During November and December, we improved content, added features and optimized the website to make it more “search engine friendly”.  Several search bots index our site daily (including Google, Inktomi/Yahoo, and MSN) and we monitor our progress closely.  As of the date of this post, Google does not rank us in the top 1000 search results for several of our keywords, including espresso cups, cappuccino cups and fondue pots.  MSN ranks us in the top 5 for cappuccino cups, top 10 for espresso cups, and top 12 for fondue pots. Even when adjusting for the fact that MSN indexes fewer sites than Google (345,000 search results for cappuccino cups vs. Google’s 1.3 million), it still does not explain why MSN ranks us and Google does not.

So should we be patient and wait until we move up in the Google search results, or do we continue to spend on the Google Adwords program knowing that it doesn’t bring quality visits, product sales or even long-term customer relationships?

Catering to different user behavior

December 15, 2006

One of the key design objectives for the website was to provide several different ways for users to browse/search the site. Although at present our site is not large, it is important to recognize that different users will navigate a website in different ways and therefore the site should cater to different user behavior. Equally important is to make any page on the site easily and quickly accessible. We did that in several ways:

  • Horizontal navigation bar with two levels
  • Contextual links embedded in text
  • List related items in right side column – items are clickable
  • Integrate a site search engine above the navigation bar
  • Minimize number of clicks to reach any page (max. 3)
  • Optimize page load speeds
  • We are using several free “web statistics” tools to track and learn about user behavior to continuously improve the user experience (our site does not collect any personal information about users unless explicitly stated, e.g. to enable the shopping cart). One of these tools, Google Analytics, allows website owners to track and analyze how users enter, navigate and exit the site, what content they view, how long they spend on the site, whether they return, and if they transact on the site. Note: Google Analytics is absolutely free, and can be used with or without Google Adwords or any other marketing/advertising campaign. It does require you to copy and paste a code snippet on every page you wish to track. Goggle Analytics is a fantastic analytical tool, but our assessment is that it is a works-in-progress (Google doesn’t label it “beta” but probably should) and some of the stats deviate more than expected from Awstats and Webalizer.

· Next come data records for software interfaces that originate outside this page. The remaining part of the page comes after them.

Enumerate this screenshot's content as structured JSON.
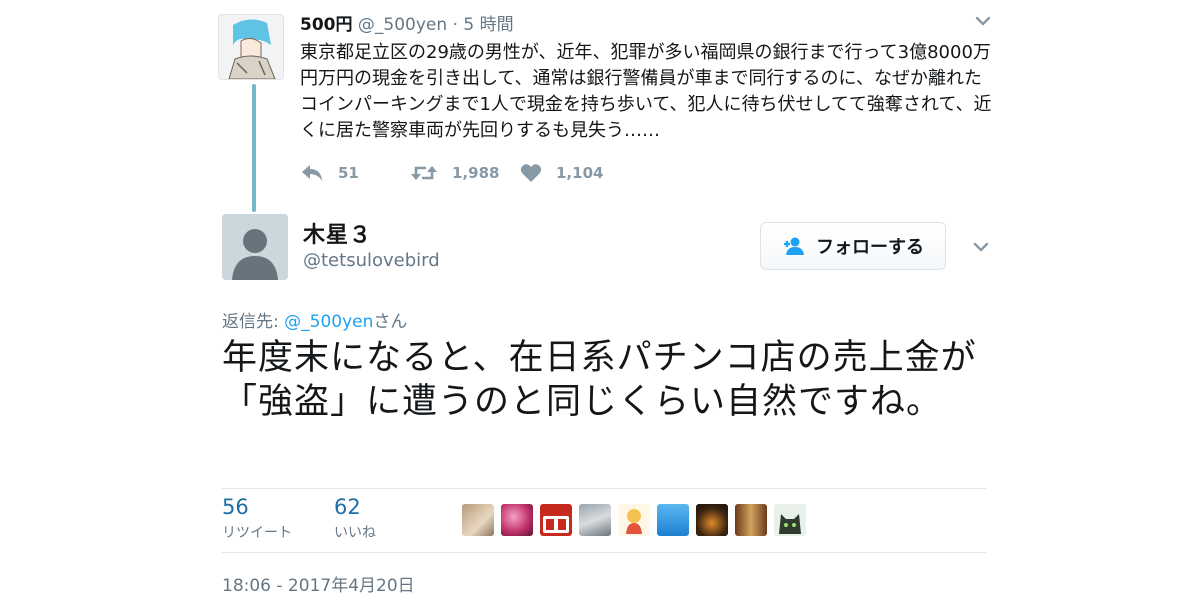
{
  "parent_tweet": {
    "name": "500円",
    "handle": "@_500yen",
    "separator": "·",
    "time": "5 時間",
    "text": "東京都足立区の29歳の男性が、近年、犯罪が多い福岡県の銀行まで行って3億8000万円万円の現金を引き出して、通常は銀行警備員が車まで同行するのに、なぜか離れたコインパーキングまで1人で現金を持ち歩いて、犯人に待ち伏せしてて強奪されて、近くに居た警察車両が先回りするも見失う……",
    "reply_count": "51",
    "retweet_count": "1,988",
    "like_count": "1,104"
  },
  "reply_tweet": {
    "name": "木星３",
    "handle": "@tetsulovebird",
    "follow_label": "フォローする",
    "reply_to_prefix": "返信先: ",
    "reply_to_mention": "@_500yen",
    "reply_to_suffix": "さん",
    "text": "年度末になると、在日系パチンコ店の売上金が「強盗」に遭うのと同じくらい自然ですね。",
    "retweets": "56",
    "retweets_label": "リツイート",
    "likes": "62",
    "likes_label": "いいね",
    "timestamp": "18:06 - 2017年4月20日"
  },
  "colors": {
    "accent": "#1da1f2",
    "stat_number": "#1d6fa5",
    "thread_line": "#74b9c9",
    "muted": "#657786",
    "action_gray": "#8899a6"
  },
  "icons": {
    "reply": "reply-icon",
    "retweet": "retweet-icon",
    "like": "heart-icon",
    "follow": "add-user-icon",
    "menu": "chevron-down-icon"
  }
}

    We also would like to explain our thoughts about site search. You may question site search for a small site, but we thought that if someone came to our site looking for red cappuccino cups or yellow dinner plates, they may be more inclined to type the search phrase into a search engine rather than using the navigation bar. Or they may be looking for a cheese fondue recipe or how to make a caffe latte, in which case they may again prefer to search. Our decision to incorporate site search was also based on implementation cost (license fee plus time to integrate and configure). We found Wrensoft’s Zoom search engine to be the answer. A free version (with no advertising) is available for small websites up to 50 pages. For larger websites, you can purchase either the standard version ($49) professional version ($99) or the enterprise version ($299). Zoom is easy to install, configure and maintain (ours was up and running in about 30 minutes) and runs on javascript, PHP, ASP or CGI. It is capable of full text searching of static and dynamic files (including PDF and Flash). And it supports foreign language search. You can modify the CSS and seamlessly integrate Zoom into your site (e.g., add to the navigation bar). The search algorithm is open and configurable for the experienced programmer. The search results page is configurable, and we included a quick shopping cart at the top of the search results page. Wrensoft has just released version 5.0 of Zoom. All in all a great package!